It’s an intangible so, as such, it can be easily dismissed.

Unless you consider some of the recent evidence around it. This season against Miami, the Patriots were down 17-3 at the half. They won 27-17. Last season against the 49ers, the Patriots were down 31-3. They came back to make it 34-31 before losing 41-31.

Now, Brady isn’t out there forcing three-and-outs and turnovers to get the Patriots back in it. But there is an awareness from the defense, I think, that as long as there is time, there is a chance. That if they get stops, Brady and the offense can change momentum.

How often do the Patriots get their collective asses kicked? Last time was at Cleveland in 2010. Even in the playoff loss to Baltimore last season, the Patriots led 13-7 before a deluge.
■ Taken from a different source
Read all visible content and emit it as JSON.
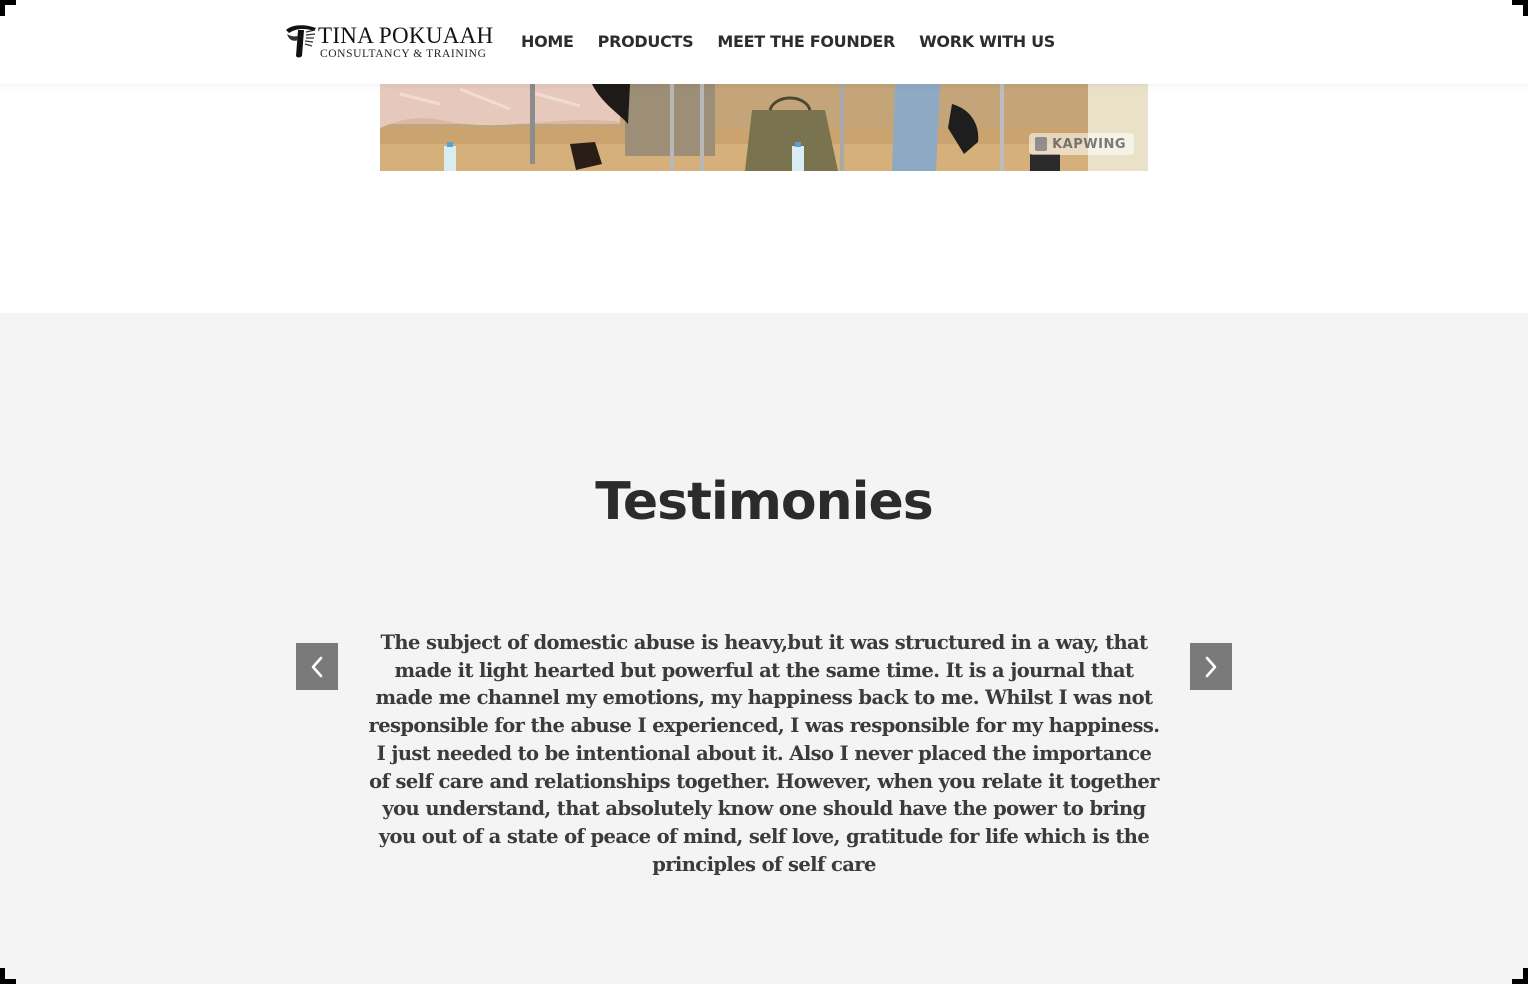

How often do they enter a game or -- in 2013 -- a season with so many holes and so much work to do that they shouldn’t even have the audacity to consider success? And how often do they find that success only to have people wonder how they did it or dismiss it with qualifiers?

I really think that -- as well-coached and prepared as the Patriots are -- Brady’s willingness to put himself out there as a leader and competitor has an impact.

You see Brady’s reaction to Rob Gronkowski’s touchdown Sunday night -- some bizarre, wild-eyed head-wagging dance. You wonder what impact it has on the rest of the team when a Hall of Fame icon, a corporation unto himself shows how far he is willing to let himself go in the heat of competition.

Brady doesn’t have a monopoly on comebacks. Manning’s got his and he’s gotten them against Brady and the Patriots. In the 2006 AFC Championship, he brought the Colts back from a 21-3 deficit. No comeback was more jaw-dropping than Manning’s against the defending Super Bowl champion Buccaneers in 2003 when the Colts scored 28 fourth-quarter points and won on an overtime field goal in Tampa.

But Manning is clinical. Surgical. Antiseptic. You can see him, in an office setting, entering in a perfect suit, briefcase in hand, nodding to everyone, entering his office, closing the door and re-emerging at 5 p.m.

I have never covered Manning closely as I have Brady, and I do know Manning’s teammates revere him. Would more spiked water cups and primal screams make him a better quarterback? Would more head-butting after touchdowns help? No. Because that’s not Manning. What he does and the way he’s done it has been good enough to make him -- along with Brady -- one of the five best quarterbacks to ever play.

But does Manning wring the same kind of passion and competitiveness from his teammates that Brady does? The same kind of fearlessness? Do Manning’s teams play with the same kind of chip on their shoulder that the Patriots have with Brady?

Two out of three Hall of Fame coaches may prefer Peyton Manning -- as the NBC graphic before Sunday’s game showed. Because with Manning, there are things you can quantify, I guess.

With Brady, it’s all of that. And more. It’s not Manning’s fault. He just does it differently.